The flim you need to watch is called This Sporting Life from 1964. It is a classic of the British New Wave (predated the French) and perhaps the most famous of the "kitchen sink dramas" set in the economically-depressed regions of Nothern England.
It is directed by the great Lindsay Anderson (his first feature film) who went on to direct the scandalous …If with Malcom McDowell at the end of the decade. It also features the performance of a lifetime by Richard Harris (his first feature flim lead) and Rachel Roberts (nominated for an Oscar, as was, I think, Harris.)
For a critical appraisal of this classic, simply read the review on the Criterion Flims website (get all your flims–buy and own them— from this website and waste no time with anything else) or check out Strictly Film School.
For a monkeywrench review, here are my thoughts:
This is a brutal flim. Many consider it the finest British flim ever made (questionable, but worth considering). It is unflinching and unstinting in its attention to emotional and aesthetic detail.
What really makes it work for me, however, is Richard Harris’ perfomrnace and that of Ms.Roberts. While it was said at the time that Harris was aping Brando in This Sporting Life, I feel he provides a far more emotionally nuanced performance of an athlete with feelings than "I coulda’ been a contenda" Marlon and his assorted women.
I wonder if there is even such a thing as a British method actor?
Leave it to the Americans to coin a buzz phrase. Leave it to the British to mint the finest actors on the planet. (Think Tom Hollywood Hanks in Forrest’s Hump versus Peter Sellers in Being There.)
Alas, why should you watch this film about sports?
1) Because it is about sports.
2) Because it is about women.
3) Because it has not one, but two classic Bentleys.
4) Because it shows that apes like you and I can have feelings.
5) Because it says something about living life over keeping your head in the sand (whether in the suburbs or the skyscraper you inhabit downtown).
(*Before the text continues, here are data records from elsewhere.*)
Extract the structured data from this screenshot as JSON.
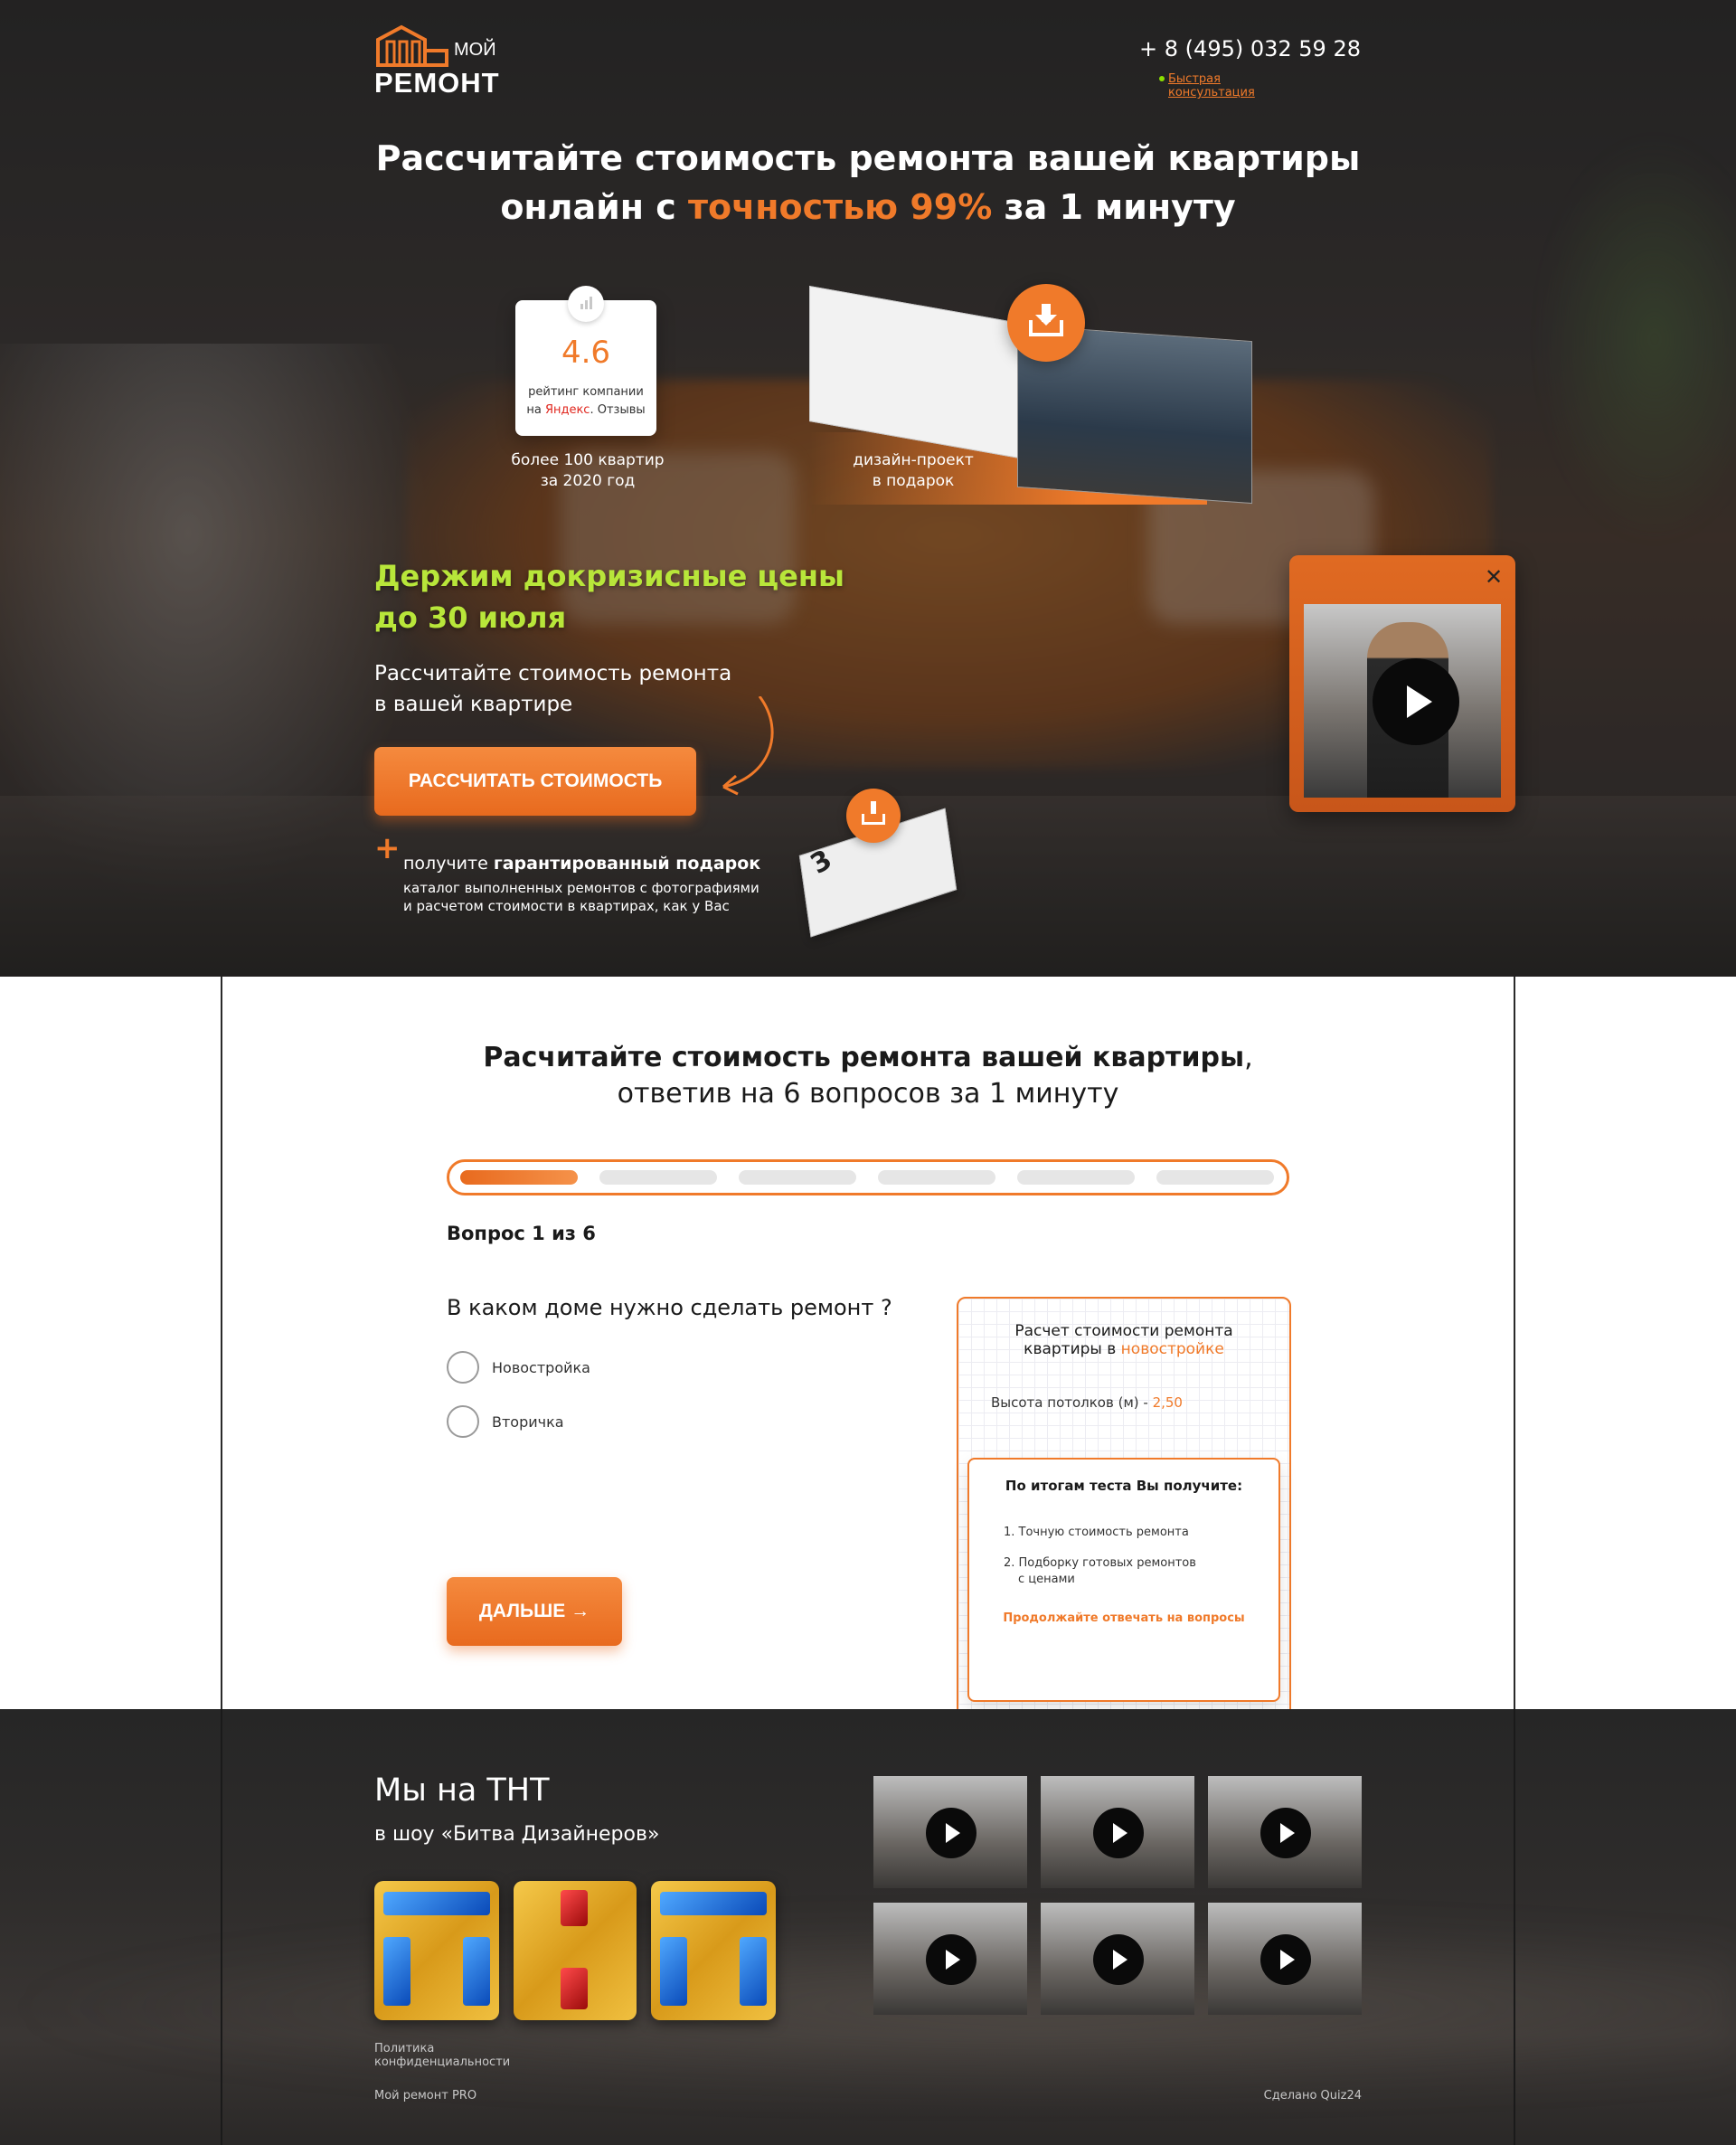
{
  "header": {
    "logo_top": "МОЙ",
    "logo_bottom": "РЕМОНТ",
    "phone": "+ 8 (495) 032 59 28",
    "consult_link": "Быстрая консультация"
  },
  "hero": {
    "title_part1": "Рассчитайте стоимость ремонта вашей квартиры",
    "title_part2": "онлайн с ",
    "title_accent": "точностью 99%",
    "title_part3": " за 1 минуту",
    "rating_value": "4.6",
    "rating_text1": "рейтинг компании",
    "rating_text2_pre": "на ",
    "rating_text2_ya": "Яндекс",
    "rating_text2_post": ". Отзывы",
    "stat_line1": "более 100 квартир",
    "stat_line2": "за 2020 год",
    "design_line1": "дизайн-проект",
    "design_line2": "в подарок",
    "promo_line1": "Держим докризисные цены",
    "promo_line2": "до 30 июля",
    "promo_sub_line1": "Рассчитайте стоимость ремонта",
    "promo_sub_line2": "в вашей квартире",
    "cta_label": "РАССЧИТАТЬ СТОИМОСТЬ",
    "gift_pre": "получите ",
    "gift_bold": "гарантированный подарок",
    "gift_desc_line1": "каталог выполненных ремонтов с фотографиями",
    "gift_desc_line2": "и расчетом стоимости в квартирах, как у Вас",
    "catalog_number": "3",
    "video_close": "✕"
  },
  "quiz": {
    "title_bold": "Расчитайте стоимость ремонта вашей квартиры",
    "title_comma": ",",
    "title_line2": "ответив на 6 вопросов за 1 минуту",
    "progress": {
      "current": 1,
      "total": 6
    },
    "counter": "Вопрос 1 из 6",
    "question": "В каком доме нужно сделать ремонт ?",
    "options": [
      "Новостройка",
      "Вторичка"
    ],
    "next_label": "ДАЛЬШЕ  →",
    "calc_title_line1": "Расчет стоимости ремонта",
    "calc_title_line2_pre": "квартиры в ",
    "calc_title_line2_accent": "новостройке",
    "calc_param_label": "Высота потолков (м) - ",
    "calc_param_value": "2,50",
    "result_title": "По итогам теста Вы получите:",
    "result_item1": "1. Точную стоимость ремонта",
    "result_item2_line1": "2. Подборку готовых ремонтов",
    "result_item2_line2": "с ценами",
    "result_cta": "Продолжайте отвечать на вопросы"
  },
  "footer": {
    "tnt_title": "Мы на ТНТ",
    "tnt_sub": "в шоу «Битва Дизайнеров»",
    "policy_line1": "Политика",
    "policy_line2": "конфиденциальности",
    "brand": "Мой ремонт PRO",
    "made_by": "Сделано Quiz24"
  },
  "colors": {
    "accent": "#f07a2a",
    "promo_green": "#b8e63a",
    "dark_bg": "#2a2a2a"
  }
}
Part Two, including a very greasy plot synopsis, to follow soon. I am too drained from watching. I have feelings.
(Impatient? There’s always Wikipedia.)